This book presents a comprehensive insight into the biology of adult stem cells and their utility in current regeneration therapies. The adult stem cell populations reviewed in this book include bone marrow derived MSCs, adipose derived stem cells (ASCs), umbilical cord blood stem cells, and placental stem cells. The features such as MSC circulation and trafficking, neuroprotective properties, and the nurturing roles and differentiation potential of multiple lineages have been discussed in details. In terms of therapeutic applications, the strengths of MSCs have been presented and their roles in disease treatments such as osteoarthritis, Huntington’s disease, periodontal regeneration, and pancreatic islet transplantation have been discussed. An analysis comparing osteoblast differentiation of umbilical cord blood stem cells and MSCs has been reviewed, as has a comparison of human placental stem cells and ASCs, in terms of isolation, identification and therapeutic applications of ASC in bone, cartilage regeneration, as well as myocardial regeneration.

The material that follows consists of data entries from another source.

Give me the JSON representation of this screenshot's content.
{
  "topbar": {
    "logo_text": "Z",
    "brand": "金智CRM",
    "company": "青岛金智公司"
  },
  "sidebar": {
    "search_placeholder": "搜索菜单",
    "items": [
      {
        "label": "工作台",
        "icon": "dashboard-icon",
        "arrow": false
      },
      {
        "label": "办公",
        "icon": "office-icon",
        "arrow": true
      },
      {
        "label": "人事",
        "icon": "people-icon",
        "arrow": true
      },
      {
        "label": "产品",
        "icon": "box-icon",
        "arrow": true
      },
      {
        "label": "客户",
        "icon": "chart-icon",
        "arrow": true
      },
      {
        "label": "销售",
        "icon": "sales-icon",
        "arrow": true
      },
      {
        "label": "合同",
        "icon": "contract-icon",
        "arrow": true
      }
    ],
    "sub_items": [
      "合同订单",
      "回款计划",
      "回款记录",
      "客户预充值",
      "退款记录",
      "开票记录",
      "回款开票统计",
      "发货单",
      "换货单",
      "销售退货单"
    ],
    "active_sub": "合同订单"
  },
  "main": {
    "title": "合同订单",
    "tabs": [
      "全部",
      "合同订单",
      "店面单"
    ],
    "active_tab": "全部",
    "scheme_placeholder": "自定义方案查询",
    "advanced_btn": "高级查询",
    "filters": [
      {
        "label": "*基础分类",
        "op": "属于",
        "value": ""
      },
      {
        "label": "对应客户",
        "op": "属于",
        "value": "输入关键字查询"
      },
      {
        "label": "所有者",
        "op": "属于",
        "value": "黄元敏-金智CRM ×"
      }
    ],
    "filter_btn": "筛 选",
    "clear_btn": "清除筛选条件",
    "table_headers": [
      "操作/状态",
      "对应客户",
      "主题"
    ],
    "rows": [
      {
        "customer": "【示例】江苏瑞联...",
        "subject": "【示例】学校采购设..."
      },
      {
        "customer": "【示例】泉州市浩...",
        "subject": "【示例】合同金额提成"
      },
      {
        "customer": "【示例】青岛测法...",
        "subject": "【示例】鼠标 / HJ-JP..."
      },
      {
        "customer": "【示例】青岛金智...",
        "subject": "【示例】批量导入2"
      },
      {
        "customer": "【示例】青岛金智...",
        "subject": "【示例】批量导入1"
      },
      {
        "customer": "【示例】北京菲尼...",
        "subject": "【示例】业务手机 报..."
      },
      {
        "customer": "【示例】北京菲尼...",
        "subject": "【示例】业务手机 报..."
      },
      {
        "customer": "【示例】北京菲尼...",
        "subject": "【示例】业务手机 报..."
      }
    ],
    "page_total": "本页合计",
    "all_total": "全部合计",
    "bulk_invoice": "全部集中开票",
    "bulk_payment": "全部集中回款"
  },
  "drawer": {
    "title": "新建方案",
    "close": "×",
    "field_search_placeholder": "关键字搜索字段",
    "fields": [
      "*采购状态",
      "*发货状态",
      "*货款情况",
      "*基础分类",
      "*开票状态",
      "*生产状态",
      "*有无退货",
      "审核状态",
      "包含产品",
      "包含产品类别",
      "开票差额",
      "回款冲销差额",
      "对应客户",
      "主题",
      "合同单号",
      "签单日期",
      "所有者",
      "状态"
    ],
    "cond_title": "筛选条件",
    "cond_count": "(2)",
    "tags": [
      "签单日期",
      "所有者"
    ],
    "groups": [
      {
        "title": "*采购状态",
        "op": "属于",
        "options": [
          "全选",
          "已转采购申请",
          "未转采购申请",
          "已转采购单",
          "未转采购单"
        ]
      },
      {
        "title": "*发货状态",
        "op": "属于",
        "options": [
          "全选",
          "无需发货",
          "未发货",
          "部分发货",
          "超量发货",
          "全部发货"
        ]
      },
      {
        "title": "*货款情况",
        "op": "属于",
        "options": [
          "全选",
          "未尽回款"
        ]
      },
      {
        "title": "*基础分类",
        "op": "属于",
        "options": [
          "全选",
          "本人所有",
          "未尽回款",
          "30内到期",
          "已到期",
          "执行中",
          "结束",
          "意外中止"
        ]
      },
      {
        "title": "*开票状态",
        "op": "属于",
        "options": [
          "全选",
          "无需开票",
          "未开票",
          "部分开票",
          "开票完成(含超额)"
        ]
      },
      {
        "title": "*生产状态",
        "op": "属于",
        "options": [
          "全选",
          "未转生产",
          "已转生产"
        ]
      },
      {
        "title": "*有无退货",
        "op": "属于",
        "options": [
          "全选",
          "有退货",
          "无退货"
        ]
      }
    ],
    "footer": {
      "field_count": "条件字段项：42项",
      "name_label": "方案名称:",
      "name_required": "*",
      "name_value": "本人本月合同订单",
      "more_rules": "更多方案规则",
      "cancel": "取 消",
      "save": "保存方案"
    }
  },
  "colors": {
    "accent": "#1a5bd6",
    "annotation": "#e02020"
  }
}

It is my sincere hope that this book will update the reader as to the research progress of MSC biology and potential use of these cells in clinical applications. It will be the best reward to all contributors of this book, if their efforts herein may in some way help the readers in any part of their study, research, and career development.
Citation countsare sourced monthly fromand citation databases.

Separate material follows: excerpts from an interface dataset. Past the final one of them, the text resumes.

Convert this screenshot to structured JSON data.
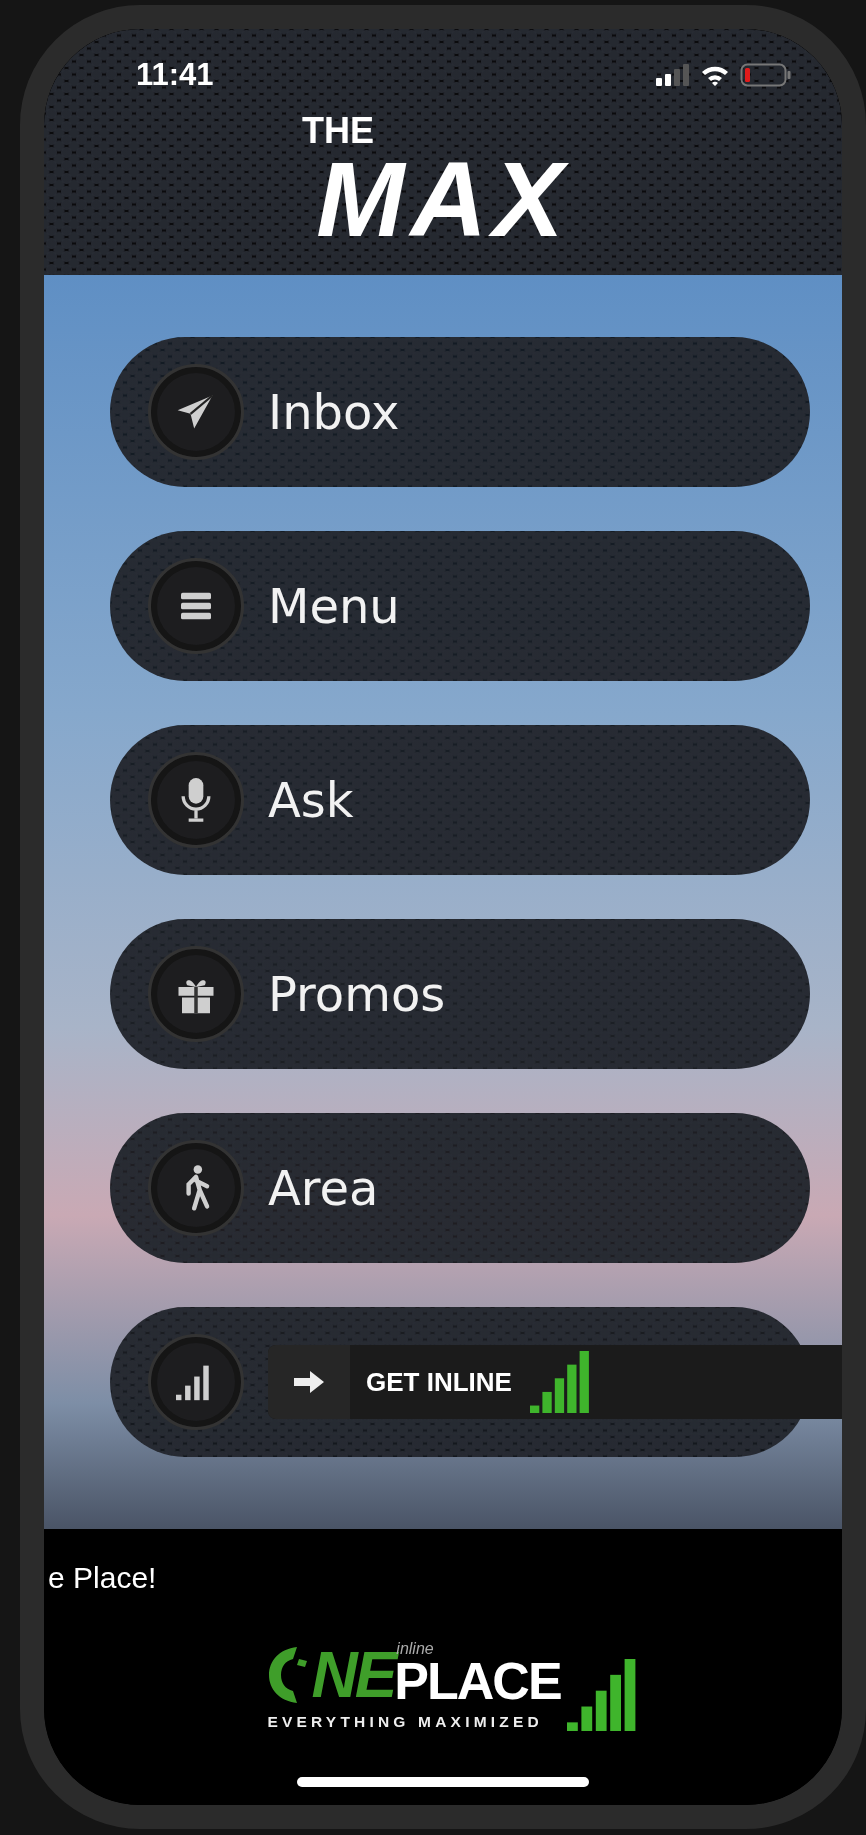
{
  "status_bar": {
    "time": "11:41"
  },
  "logo": {
    "top": "THE",
    "main": "MAX"
  },
  "menu": [
    {
      "kind": "plane",
      "label": "Inbox"
    },
    {
      "kind": "lines",
      "label": "Menu"
    },
    {
      "kind": "mic",
      "label": "Ask"
    },
    {
      "kind": "gift",
      "label": "Promos"
    },
    {
      "kind": "walk",
      "label": "Area"
    },
    {
      "kind": "signal",
      "label": "GET INLINE"
    }
  ],
  "ticker": "e Place!",
  "footer_logo": {
    "letters": "NE",
    "small": "inline",
    "word": "PLACE",
    "tagline": "EVERYTHING MAXIMIZED"
  }
}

These databases contain citations from different subsets of available publications and different time periods and thus the citation count from each is usually different. Some works are not in either database and no count is displayed. Scopus includes citations from articles published in 1996 onwards, and Web of Science generally from 1980 onwards.
Citations counts from theindexing service can be viewed at the linked Google Scholar™ search.
Full-text downloadsdisplays the total number of times this work’s files (e.g., a PDF) have been downloaded from QUT ePrints as well as the number of downloads in the previous 365 days. The count includes downloads for all files if a work has more than one.
Repository Staff Only: item control page